RECORDS PROVIDED:
● ● ● ● ●

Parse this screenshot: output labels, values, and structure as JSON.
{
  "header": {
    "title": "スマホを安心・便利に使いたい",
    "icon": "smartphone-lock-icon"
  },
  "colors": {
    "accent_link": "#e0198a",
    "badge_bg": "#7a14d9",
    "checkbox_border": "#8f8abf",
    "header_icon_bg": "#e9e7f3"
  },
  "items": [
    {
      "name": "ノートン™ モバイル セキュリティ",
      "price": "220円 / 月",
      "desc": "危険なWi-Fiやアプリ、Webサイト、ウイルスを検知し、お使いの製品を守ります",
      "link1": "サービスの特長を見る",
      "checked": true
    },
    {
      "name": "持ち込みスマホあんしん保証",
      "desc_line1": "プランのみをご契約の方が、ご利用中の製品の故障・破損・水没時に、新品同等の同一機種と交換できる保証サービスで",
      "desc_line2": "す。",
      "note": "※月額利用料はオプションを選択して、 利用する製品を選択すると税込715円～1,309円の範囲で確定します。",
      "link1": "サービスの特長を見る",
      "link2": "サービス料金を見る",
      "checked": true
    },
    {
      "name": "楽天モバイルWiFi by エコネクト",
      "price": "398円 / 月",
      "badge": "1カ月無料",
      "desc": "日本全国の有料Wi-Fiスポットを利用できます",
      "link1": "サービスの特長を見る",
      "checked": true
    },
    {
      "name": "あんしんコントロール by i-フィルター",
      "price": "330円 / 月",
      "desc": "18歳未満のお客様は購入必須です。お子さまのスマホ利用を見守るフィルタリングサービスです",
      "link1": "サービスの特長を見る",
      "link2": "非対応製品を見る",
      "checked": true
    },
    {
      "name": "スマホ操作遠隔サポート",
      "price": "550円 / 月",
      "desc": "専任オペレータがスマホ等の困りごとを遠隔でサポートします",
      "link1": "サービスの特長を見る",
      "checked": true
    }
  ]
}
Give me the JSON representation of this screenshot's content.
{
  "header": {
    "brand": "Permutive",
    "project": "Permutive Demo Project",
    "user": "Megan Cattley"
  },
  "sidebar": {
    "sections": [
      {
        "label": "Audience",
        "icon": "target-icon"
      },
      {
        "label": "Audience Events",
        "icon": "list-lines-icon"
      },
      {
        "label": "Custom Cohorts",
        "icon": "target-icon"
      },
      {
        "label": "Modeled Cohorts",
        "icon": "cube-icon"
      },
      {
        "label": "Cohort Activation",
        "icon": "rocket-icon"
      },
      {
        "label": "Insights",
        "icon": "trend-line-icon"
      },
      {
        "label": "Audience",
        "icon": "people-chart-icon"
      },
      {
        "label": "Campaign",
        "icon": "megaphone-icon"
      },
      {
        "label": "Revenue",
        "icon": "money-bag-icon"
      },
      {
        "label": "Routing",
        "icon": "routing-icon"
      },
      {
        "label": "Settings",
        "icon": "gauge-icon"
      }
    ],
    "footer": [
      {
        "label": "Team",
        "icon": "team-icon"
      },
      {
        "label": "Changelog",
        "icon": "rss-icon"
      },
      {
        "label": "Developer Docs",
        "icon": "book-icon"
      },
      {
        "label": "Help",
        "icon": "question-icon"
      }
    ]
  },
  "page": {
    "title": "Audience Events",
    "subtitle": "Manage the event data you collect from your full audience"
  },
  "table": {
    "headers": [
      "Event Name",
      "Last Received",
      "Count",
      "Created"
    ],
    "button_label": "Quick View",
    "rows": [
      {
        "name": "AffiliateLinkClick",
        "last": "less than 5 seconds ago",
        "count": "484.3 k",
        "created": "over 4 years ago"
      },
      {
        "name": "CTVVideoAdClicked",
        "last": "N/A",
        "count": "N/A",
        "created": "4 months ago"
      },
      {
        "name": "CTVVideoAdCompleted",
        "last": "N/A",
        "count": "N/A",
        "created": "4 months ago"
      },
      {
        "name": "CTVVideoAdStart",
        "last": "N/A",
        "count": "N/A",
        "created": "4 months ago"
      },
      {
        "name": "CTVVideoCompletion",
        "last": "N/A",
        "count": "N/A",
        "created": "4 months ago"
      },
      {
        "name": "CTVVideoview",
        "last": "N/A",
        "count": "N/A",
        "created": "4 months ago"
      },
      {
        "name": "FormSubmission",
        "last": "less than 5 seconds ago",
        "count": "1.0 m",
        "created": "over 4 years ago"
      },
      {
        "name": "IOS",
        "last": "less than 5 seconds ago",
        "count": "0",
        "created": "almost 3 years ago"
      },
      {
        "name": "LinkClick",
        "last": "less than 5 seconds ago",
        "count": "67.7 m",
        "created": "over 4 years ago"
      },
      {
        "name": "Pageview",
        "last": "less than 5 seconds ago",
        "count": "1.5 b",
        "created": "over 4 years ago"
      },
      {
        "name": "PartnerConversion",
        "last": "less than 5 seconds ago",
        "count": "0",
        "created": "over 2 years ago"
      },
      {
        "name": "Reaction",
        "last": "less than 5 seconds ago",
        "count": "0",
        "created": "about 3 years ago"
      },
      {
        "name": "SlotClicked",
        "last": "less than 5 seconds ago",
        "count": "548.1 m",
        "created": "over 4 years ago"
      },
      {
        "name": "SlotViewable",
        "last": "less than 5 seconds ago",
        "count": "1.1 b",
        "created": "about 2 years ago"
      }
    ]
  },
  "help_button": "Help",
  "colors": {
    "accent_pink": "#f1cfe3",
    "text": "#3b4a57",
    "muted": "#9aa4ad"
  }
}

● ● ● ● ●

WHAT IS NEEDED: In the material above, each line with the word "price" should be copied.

EXERCISE RESULT:
      "price": "220円 / 月",
      "price": "398円 / 月",
      "price": "330円 / 月",
      "price": "550円 / 月",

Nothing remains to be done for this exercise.